-- Brief --
Exact copy required. Repeat the records, but keep the pictures out.

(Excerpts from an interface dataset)
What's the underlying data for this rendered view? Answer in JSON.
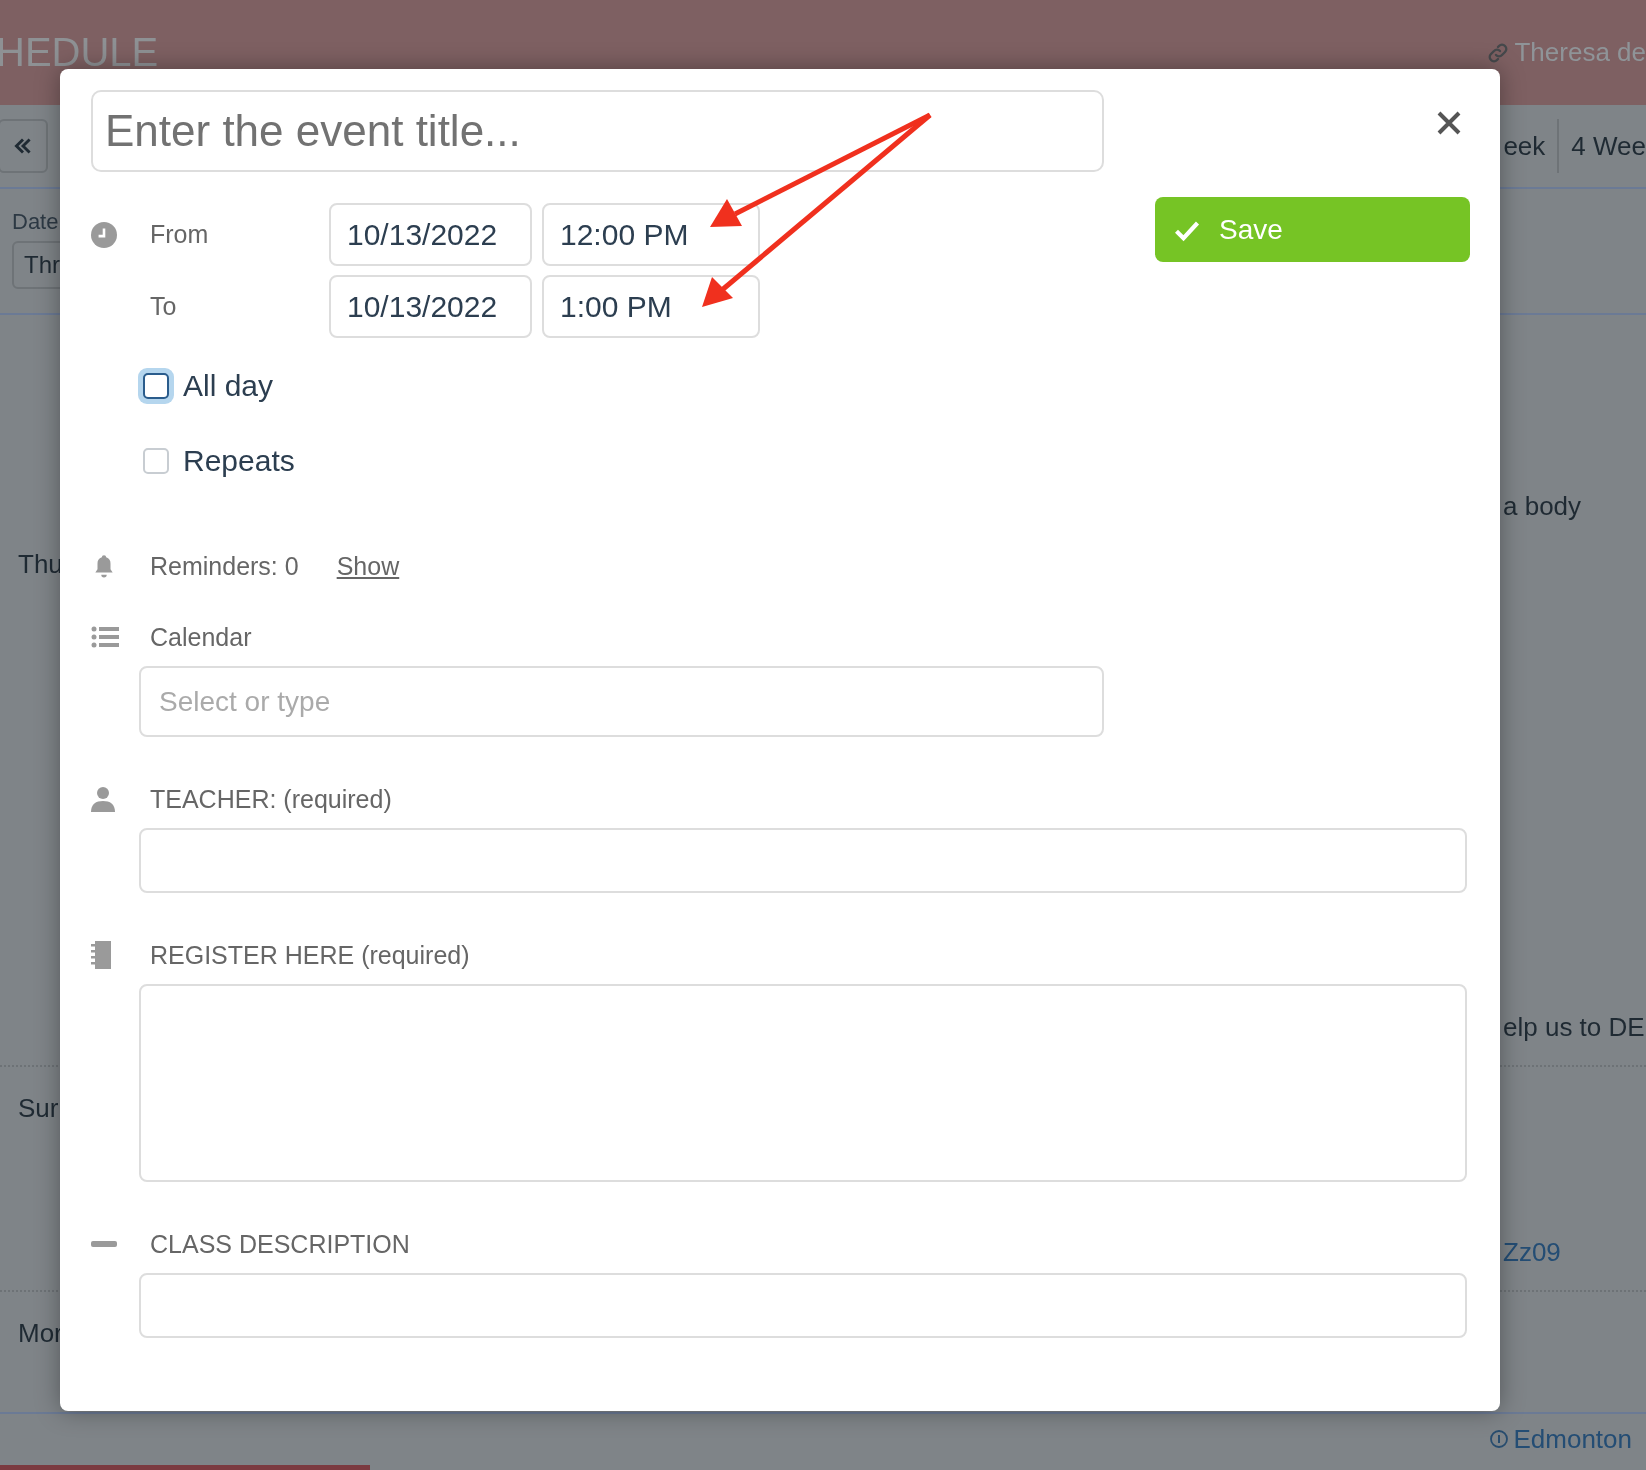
{
  "background": {
    "header_title": "HEDULE",
    "user": "Theresa de",
    "view_tabs": [
      "eek",
      "4 Wee"
    ],
    "date_label": "Date",
    "date_select": "Thr",
    "rows": [
      {
        "day": "Thu",
        "texts": [
          "a body",
          "elp us to DE"
        ],
        "link": ""
      },
      {
        "day": "Sur",
        "texts": [],
        "link": "Zz09"
      },
      {
        "day": "Mor",
        "texts": [],
        "link": ""
      }
    ],
    "timezone": "Edmonton"
  },
  "dialog": {
    "title_placeholder": "Enter the event title...",
    "times": [
      {
        "label": "From",
        "date": "10/13/2022",
        "time": "12:00 PM"
      },
      {
        "label": "To",
        "date": "10/13/2022",
        "time": "1:00 PM"
      }
    ],
    "options": [
      {
        "label": "All day",
        "checked": false,
        "focused": true
      },
      {
        "label": "Repeats",
        "checked": false,
        "focused": false
      }
    ],
    "save": {
      "label": "Save"
    },
    "reminders": {
      "text": "Reminders: 0",
      "link": "Show"
    },
    "sections": [
      {
        "kind": "select",
        "label": "Calendar",
        "placeholder": "Select or type"
      },
      {
        "kind": "input",
        "label": "TEACHER: (required)"
      },
      {
        "kind": "textarea",
        "label": "REGISTER HERE (required)"
      },
      {
        "kind": "input",
        "label": "CLASS DESCRIPTION"
      }
    ]
  }
}
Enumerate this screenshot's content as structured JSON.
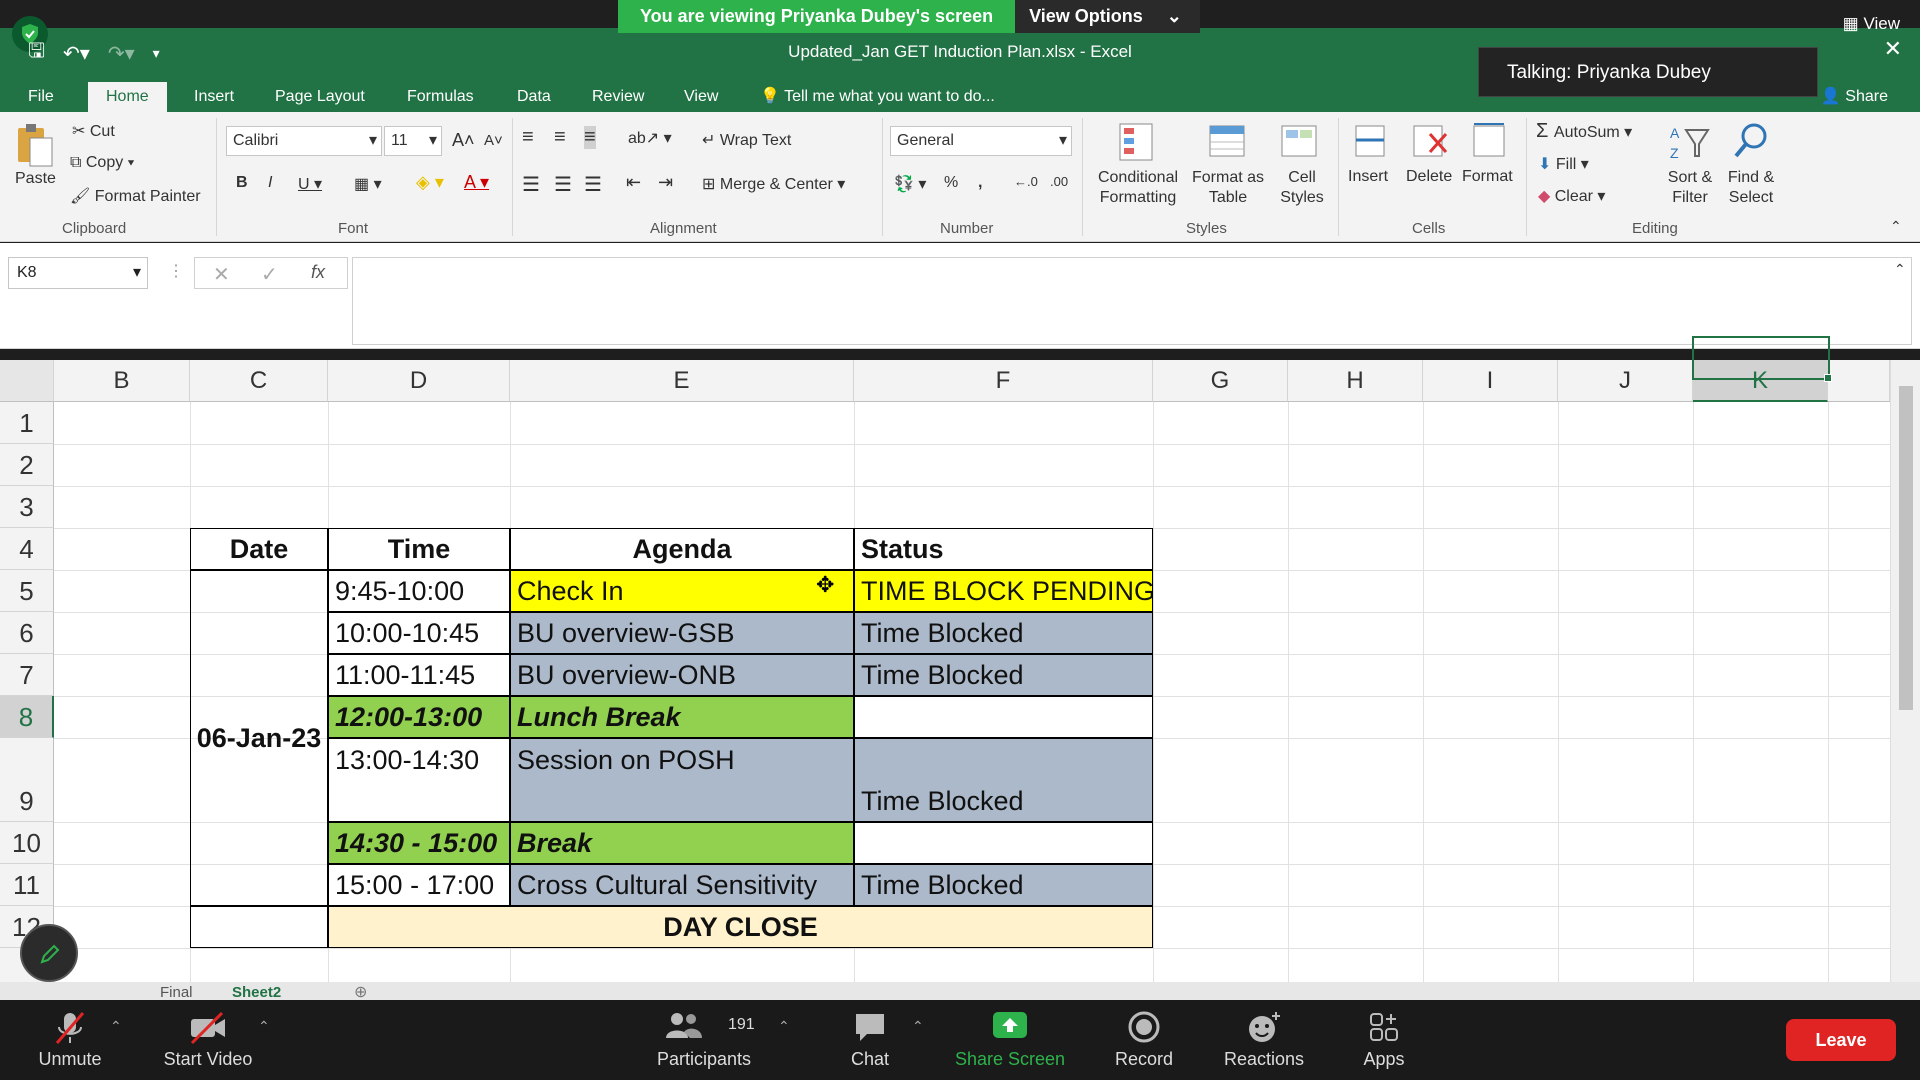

-- Exercise response --
What's the underlying data for this rendered view? Answer in JSON.
{
  "background": {
    "header_title": "HEDULE",
    "user": "Theresa de",
    "view_tabs": [
      "eek",
      "4 Wee"
    ],
    "date_label": "Date",
    "date_select": "Thr",
    "rows": [
      {
        "day": "Thu",
        "texts": [
          "a body",
          "elp us to DE"
        ],
        "link": ""
      },
      {
        "day": "Sur",
        "texts": [],
        "link": "Zz09"
      },
      {
        "day": "Mor",
        "texts": [],
        "link": ""
      }
    ],
    "timezone": "Edmonton"
  },
  "dialog": {
    "title_placeholder": "Enter the event title...",
    "times": [
      {
        "label": "From",
        "date": "10/13/2022",
        "time": "12:00 PM"
      },
      {
        "label": "To",
        "date": "10/13/2022",
        "time": "1:00 PM"
      }
    ],
    "options": [
      {
        "label": "All day",
        "checked": false,
        "focused": true
      },
      {
        "label": "Repeats",
        "checked": false,
        "focused": false
      }
    ],
    "save": {
      "label": "Save"
    },
    "reminders": {
      "text": "Reminders: 0",
      "link": "Show"
    },
    "sections": [
      {
        "kind": "select",
        "label": "Calendar",
        "placeholder": "Select or type"
      },
      {
        "kind": "input",
        "label": "TEACHER: (required)"
      },
      {
        "kind": "textarea",
        "label": "REGISTER HERE (required)"
      },
      {
        "kind": "input",
        "label": "CLASS DESCRIPTION"
      }
    ]
  }
}
Enumerate this screenshot's content as structured JSON.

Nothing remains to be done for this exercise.